Back in 2009 you might recall that Google announced a new protocol dubbed SPDY they promised would dramatically speed up web browsing
. Most people found the announcement to be a bit dubious, given the long history of browsing acceleration promises. But SPDY wasn't intended to replace HTTP; it instead creates a session between the HTTP application layer and the TCP transport layer and speeds downloading using multiplexed streams, request prioritization and HTTP header compression (you can check out the white paper
Not to be outdone, Microsoft is also looking to speed things up, submitting a proposal this week to the Internet Engineering Task Force (IETF) for HTTP 2.0. In a blog post
Microsoft isn't getting into real technical specifics, but insists the standard uses Google's SPDY as a reference point. They also seem to imply they see SPDY failing when it comes to mobile devices:
The HTTP Speed+Mobility proposal starts from both the Google SPDY protocol (a separate submission to the IETF for this discussion) and the work the industry has done around WebSockets. SPDY has done a great job raising awareness of web performance and taking a “clean slate” approach to improving HTTP to make the Web faster. The main departures from SPDY are to address the needs of mobile devices and applications.
The IETF this week will examine both HTTP 2.0 and SPDY in more detail this week. Over at Google+, SPDY co-inventor Mike Belshe argues that SPDY deals with mobile devices just fine

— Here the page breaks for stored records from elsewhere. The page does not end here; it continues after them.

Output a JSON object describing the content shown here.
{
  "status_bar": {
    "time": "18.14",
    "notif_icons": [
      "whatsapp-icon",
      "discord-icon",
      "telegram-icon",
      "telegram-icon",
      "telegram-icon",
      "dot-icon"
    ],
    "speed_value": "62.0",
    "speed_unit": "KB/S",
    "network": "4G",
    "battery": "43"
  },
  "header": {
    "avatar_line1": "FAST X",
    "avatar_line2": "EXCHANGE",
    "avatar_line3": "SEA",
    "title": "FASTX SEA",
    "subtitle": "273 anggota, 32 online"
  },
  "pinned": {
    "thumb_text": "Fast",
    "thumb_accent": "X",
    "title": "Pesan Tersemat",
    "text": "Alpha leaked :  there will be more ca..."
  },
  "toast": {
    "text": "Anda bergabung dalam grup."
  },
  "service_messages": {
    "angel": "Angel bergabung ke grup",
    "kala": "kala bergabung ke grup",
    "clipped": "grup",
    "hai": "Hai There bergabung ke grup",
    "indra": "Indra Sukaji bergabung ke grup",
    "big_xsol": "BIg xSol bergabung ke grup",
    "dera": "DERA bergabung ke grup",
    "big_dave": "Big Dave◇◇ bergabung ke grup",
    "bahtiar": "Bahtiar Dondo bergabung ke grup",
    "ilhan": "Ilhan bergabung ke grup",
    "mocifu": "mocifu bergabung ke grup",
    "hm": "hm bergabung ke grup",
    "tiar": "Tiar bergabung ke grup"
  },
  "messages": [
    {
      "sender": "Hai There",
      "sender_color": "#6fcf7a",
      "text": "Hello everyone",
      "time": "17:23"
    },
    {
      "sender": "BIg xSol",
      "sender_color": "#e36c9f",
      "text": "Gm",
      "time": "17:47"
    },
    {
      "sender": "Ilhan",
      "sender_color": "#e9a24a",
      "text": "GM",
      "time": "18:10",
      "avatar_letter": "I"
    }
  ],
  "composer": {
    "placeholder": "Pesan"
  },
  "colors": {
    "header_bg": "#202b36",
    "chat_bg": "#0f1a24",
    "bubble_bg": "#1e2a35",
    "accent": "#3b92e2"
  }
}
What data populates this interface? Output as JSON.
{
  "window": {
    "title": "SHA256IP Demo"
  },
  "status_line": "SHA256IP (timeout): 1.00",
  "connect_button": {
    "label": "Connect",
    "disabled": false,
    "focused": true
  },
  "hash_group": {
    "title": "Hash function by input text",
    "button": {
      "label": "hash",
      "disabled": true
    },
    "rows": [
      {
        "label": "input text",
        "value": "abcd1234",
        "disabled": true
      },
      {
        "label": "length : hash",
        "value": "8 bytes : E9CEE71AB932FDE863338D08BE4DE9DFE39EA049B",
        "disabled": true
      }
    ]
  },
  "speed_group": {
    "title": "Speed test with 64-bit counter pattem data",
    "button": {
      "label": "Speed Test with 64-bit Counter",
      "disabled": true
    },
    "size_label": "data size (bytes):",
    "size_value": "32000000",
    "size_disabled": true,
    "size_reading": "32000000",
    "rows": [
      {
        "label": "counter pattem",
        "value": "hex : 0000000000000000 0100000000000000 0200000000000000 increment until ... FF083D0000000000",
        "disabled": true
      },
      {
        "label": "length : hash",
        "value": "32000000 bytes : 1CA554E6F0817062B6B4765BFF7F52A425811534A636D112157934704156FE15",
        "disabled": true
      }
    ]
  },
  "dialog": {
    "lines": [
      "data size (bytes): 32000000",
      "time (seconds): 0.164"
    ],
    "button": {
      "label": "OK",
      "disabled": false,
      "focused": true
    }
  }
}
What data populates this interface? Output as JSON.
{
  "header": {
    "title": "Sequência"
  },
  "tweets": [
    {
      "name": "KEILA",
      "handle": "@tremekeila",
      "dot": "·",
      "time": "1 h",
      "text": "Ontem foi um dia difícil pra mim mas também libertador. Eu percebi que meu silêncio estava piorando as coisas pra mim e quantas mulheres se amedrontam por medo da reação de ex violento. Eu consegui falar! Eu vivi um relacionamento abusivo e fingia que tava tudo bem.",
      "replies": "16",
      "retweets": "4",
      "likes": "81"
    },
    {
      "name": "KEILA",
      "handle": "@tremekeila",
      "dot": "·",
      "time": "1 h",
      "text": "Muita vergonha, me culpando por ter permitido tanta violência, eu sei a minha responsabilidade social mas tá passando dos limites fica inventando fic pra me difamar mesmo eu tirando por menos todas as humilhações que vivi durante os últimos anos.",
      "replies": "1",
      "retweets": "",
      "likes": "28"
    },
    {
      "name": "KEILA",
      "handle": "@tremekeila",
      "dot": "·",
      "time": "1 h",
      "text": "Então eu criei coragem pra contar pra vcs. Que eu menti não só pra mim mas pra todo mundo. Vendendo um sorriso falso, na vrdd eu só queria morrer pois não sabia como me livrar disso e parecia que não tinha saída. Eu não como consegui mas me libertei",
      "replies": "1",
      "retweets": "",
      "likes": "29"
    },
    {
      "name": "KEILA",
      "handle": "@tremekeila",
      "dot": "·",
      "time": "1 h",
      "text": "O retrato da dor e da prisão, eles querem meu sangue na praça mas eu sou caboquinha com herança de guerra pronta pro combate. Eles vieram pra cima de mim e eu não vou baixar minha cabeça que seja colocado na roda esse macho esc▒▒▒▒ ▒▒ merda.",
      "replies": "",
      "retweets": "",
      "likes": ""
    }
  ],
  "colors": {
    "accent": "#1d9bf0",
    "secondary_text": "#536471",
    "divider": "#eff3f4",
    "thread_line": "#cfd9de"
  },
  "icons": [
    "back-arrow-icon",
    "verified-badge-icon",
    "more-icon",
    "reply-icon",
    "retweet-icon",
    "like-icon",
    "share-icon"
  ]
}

, and says he "looks forward to them providing real-world performance metrics and open source implementations so that we can all evaluate them."